Copyright © 2021 Albuquerque Journal
Although the players on the field likely have never seen “Butch Cassidy and the Sundance Kid,” the iconic line of “Who are those guys?” that the two anti-heroes bat back and forth at each other in the movie’s opening sequences certainly applies to the soccer programs at Santa Fe High School.
The Demons and Demonettes have never been confused with the programs at La Cueva or St. Pius or Albuquerque Academy, where both boys and girls regularly make long runs during the state tournament and frequently end up parading around the field with the blue trophy.
As a matter of fact, Santa Fe High has all too frequently been that game on the schedule where opposing coaches look forward to seeing their bench players getting many minutes after the starters built big leads.
But, now, opponents have to be scratching their heads and wondering, “Who are those guys?”
Well, whoever they are, they’re pretty darned good.
Late into the third week of the season, both the Santa Fe boys and the girls were undefeated, and wreaking mayhem and havoc on soccer pitches across the land. That’s pretty good for programs that have never won a state championship; only the girls have even reached the final game and that came in the hazy past of 1981.

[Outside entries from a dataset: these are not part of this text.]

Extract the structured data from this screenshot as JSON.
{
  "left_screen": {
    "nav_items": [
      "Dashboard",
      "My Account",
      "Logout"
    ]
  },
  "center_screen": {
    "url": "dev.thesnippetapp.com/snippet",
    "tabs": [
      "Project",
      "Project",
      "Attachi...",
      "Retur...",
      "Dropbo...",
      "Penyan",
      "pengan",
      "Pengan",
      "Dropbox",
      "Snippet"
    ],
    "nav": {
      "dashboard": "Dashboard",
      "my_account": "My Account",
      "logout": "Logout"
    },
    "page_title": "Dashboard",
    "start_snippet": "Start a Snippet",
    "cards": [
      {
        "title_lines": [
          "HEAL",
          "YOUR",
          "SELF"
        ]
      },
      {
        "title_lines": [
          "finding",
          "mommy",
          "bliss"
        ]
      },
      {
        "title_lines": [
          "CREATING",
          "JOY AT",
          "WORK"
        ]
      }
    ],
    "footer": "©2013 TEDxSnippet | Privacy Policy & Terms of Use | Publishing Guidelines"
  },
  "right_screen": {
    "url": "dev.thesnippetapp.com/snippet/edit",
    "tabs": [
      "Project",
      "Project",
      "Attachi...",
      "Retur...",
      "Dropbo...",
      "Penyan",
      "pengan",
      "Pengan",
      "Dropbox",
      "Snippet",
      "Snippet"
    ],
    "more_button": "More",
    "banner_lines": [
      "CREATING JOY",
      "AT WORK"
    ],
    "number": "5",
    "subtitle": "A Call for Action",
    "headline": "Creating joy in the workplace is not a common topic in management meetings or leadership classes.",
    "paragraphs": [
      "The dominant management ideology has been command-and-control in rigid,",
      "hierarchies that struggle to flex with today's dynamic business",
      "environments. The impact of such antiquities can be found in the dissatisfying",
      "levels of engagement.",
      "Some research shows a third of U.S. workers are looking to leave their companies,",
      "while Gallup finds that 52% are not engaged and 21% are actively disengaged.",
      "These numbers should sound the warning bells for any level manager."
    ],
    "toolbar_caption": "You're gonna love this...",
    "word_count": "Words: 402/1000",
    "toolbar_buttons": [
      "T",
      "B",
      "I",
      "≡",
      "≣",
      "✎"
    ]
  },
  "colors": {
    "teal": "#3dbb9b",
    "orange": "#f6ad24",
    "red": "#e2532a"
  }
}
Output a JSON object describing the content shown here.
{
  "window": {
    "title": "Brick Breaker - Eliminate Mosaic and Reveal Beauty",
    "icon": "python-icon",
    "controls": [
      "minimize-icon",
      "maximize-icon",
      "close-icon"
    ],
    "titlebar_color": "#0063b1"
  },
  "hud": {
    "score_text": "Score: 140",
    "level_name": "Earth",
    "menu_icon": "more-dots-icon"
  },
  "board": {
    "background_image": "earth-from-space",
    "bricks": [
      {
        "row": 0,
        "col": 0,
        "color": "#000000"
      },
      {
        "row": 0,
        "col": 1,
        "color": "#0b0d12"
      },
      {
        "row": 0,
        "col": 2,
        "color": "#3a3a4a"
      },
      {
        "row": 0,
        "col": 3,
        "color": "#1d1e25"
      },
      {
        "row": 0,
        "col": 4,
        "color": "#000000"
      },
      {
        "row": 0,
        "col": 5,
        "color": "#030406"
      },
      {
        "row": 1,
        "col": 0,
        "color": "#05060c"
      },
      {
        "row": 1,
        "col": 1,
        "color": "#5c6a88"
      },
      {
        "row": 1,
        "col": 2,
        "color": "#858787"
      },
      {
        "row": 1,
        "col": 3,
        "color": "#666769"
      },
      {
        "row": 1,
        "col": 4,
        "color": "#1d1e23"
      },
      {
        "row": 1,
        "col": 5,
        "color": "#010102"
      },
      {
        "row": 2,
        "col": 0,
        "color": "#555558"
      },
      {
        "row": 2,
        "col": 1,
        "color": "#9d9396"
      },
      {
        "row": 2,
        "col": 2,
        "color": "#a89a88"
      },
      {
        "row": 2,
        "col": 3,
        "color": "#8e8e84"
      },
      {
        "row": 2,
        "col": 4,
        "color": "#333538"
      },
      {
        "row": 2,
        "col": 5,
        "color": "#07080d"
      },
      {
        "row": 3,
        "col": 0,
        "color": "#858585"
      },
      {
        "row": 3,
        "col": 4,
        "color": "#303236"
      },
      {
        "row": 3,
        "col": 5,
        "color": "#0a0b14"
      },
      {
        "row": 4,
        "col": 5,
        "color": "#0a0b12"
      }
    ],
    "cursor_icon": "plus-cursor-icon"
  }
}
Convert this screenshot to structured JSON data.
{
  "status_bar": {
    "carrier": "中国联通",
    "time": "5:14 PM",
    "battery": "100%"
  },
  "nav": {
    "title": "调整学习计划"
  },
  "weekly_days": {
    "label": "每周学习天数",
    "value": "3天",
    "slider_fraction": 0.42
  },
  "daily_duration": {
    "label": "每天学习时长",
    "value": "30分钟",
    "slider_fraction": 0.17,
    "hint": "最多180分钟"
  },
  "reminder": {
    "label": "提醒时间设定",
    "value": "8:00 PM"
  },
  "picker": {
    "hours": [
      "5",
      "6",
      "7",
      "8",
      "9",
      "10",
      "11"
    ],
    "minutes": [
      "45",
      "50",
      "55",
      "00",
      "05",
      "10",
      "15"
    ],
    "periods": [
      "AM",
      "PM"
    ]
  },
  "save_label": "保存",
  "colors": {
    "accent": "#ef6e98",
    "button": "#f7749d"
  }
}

“We’re at a level that’s unparalleled,” said boys coach Chris Eadie. “When I previously coached the team for eight or nine years, or since I’ve taken over, I don’t know of any time (that) both the boys and girls have been this strong simultaneously. Our ranking is unprecedented.”
The ranking to which he refers is No. 1 in the MaxPreps poll, which Eadie readily admits is a bit misleading.
“We haven’t even played a 5A team yet,” he said. “But there is no denying we are a strong team; I just don’t know how strong.”
Eadie, who earlier coached the Demons before a lengthy absence, returned to the school for the spring season and, even though the team didn’t perform all that well – finishing below .500 for the eighth time in the past 10 seasons – the coach saw a team that was coming together.
Add in Taos transfer Alex Waggoner, who has remarkably scored at least a hat trick in the team’s first seven games, and, all of sudden, the Demons are a juggernaut.
“It’s crazy to think that this kid comes in, he’s a goal-scoring phenom,” Eadie said. “His offensive prowess is unmatched based on what I’ve seen in the state this year.”
Add in such players as Michael Wissman, who has seven goals and 12 assists, and also plays alongside Waggoner in club ball; as well as Jack Joseph with four goals and four assists; Ivan Lozano with five goals; and Henry Mazulis with three goals and six assists, and the Demons’ offense will simply wear down opponents over an 80-minute game.
“We score a lot of goals when the opposition is weakening,” Eadie said. “I’m pleased with all of that. That’s the difference from years past. That comes with leadership, maturity and trust.”
For the Demonettes, despite going through multiple coaches, a core group of young players thrown into the fires as eighth graders and freshmen have matured into a cadre of tight-knit teammates who have each other’s back on and off the field.
“I think we all got a lot closer and built connections together, and we were able to build that family bond together,” said junior Tatiana Winter. “Because of that, we’re able to connect really well on the field. We’ve been through a couple of coaches, but because the team’s bond as a whole is so strong, we’re able to adjust to each other.”
The girls are spreading their goal-scoring around, with six players collecting at least three goals, led by Jazzi Gonzalez with eight, and seven players dishing out at least two assists, again led by Gonzalez with seven.
First-year Demonettes coach Justin Najaka said there’s no real magic to the team’s success.
“You’ve got to give credit to the girls,” he said. “They’re an amazing team. They’re motivated and driven. They want to get better. They see that they’re a good team, and they want to keep working harder and harder every day.”
And with that kind of attitude, Najaka said, teams won’t really be wondering who are those guys?
“They have a strong foundation,” he said. “They’ve been working. The core group has been together for several years and that has helped them out. And the desire for them to be successful is amazing. They’re very supportive of each other and they push each other every day.”